"In the disease state, [the PrP protein] undergoes a conformation change to a high beta-sheet content, and the PrPSC form of the protein can set up an auto-catalytic vicious cycle, whereby more PrPC is converted to the PrPSC," Dr. Wisniewski said.
In hoofed animals infected with chronic wasting disease, the PrPSC form of the prion protein is expressed in muscle and in saliva, and the diseases has been shown to be transmissible in experiments with primates.
Dr. Wisniewski and colleagues developed an active vaccine designed to protect against prion infections from an exogenous source. They used attenuated Salmonella vaccine strains that were made to express single or multiple repeats of the intact mouse PrP, or fragments corresponding to amino acids 112 to 214 of the PrP molecule, with either unaltered or tailor-made modifications of the sequences.

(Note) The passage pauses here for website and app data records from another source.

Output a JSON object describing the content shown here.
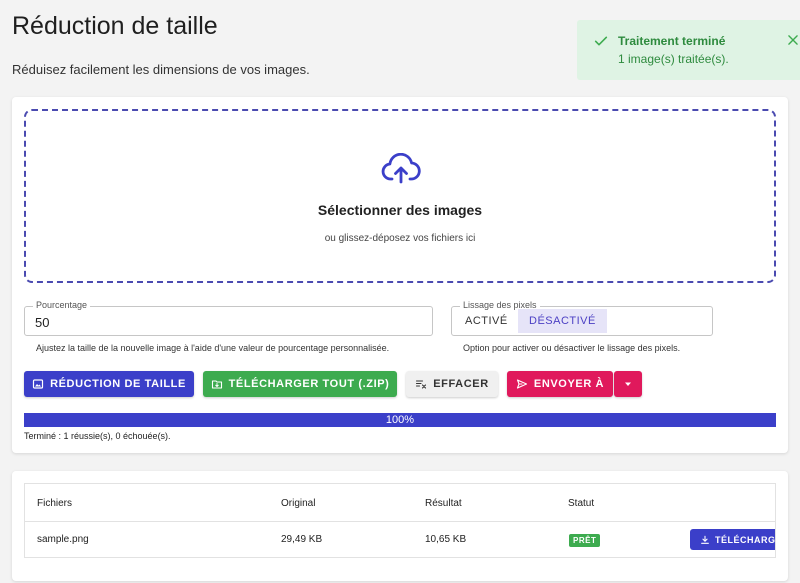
{
  "header": {
    "title": "Réduction de taille",
    "subtitle": "Réduisez facilement les dimensions de vos images."
  },
  "toast": {
    "title": "Traitement terminé",
    "message": "1 image(s) traitée(s)."
  },
  "dropzone": {
    "title": "Sélectionner des images",
    "hint": "ou glissez-déposez vos fichiers ici",
    "icon": "cloud-upload-icon"
  },
  "percentage": {
    "label": "Pourcentage",
    "value": "50",
    "help": "Ajustez la taille de la nouvelle image à l'aide d'une valeur de pourcentage personnalisée."
  },
  "smoothing": {
    "label": "Lissage des pixels",
    "on_label": "ACTIVÉ",
    "off_label": "DÉSACTIVÉ",
    "selected": "DÉSACTIVÉ",
    "help": "Option pour activer ou désactiver le lissage des pixels."
  },
  "actions": {
    "resize_label": "RÉDUCTION DE TAILLE",
    "zip_label": "TÉLÉCHARGER TOUT (.ZIP)",
    "clear_label": "EFFACER",
    "send_label": "ENVOYER À"
  },
  "progress": {
    "percent": 100,
    "text": "100%",
    "status": "Terminé : 1 réussie(s), 0 échouée(s)."
  },
  "table": {
    "headers": [
      "Fichiers",
      "Original",
      "Résultat",
      "Statut"
    ],
    "rows": [
      {
        "file": "sample.png",
        "original": "29,49 KB",
        "result": "10,65 KB",
        "status": "PRÊT",
        "action_label": "TÉLÉCHARGER"
      }
    ]
  },
  "colors": {
    "primary": "#3b3fc9",
    "success": "#3dab4f",
    "danger": "#e0195c",
    "toast_bg": "#dff3e4"
  }
}
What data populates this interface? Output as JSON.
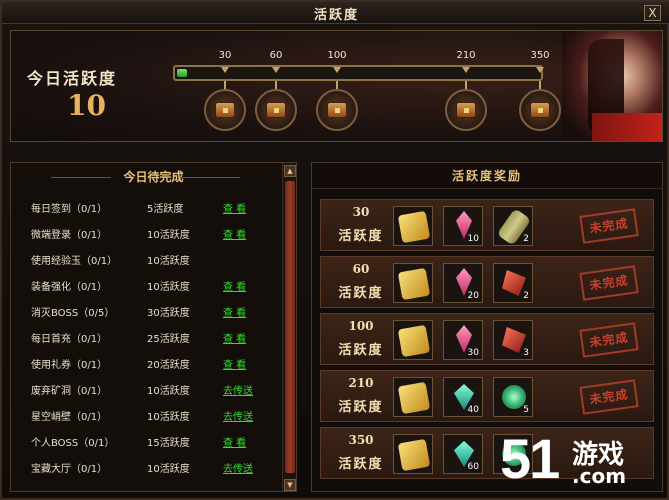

"We did this in such as way that normal, wild-type animals, non-genetically manipulated animals, would be amenable to this approach," he said. "This approach is particularly aimed at prionoses that are infectious in nature such as chronic wasting disease, new variant CJD, et cetera."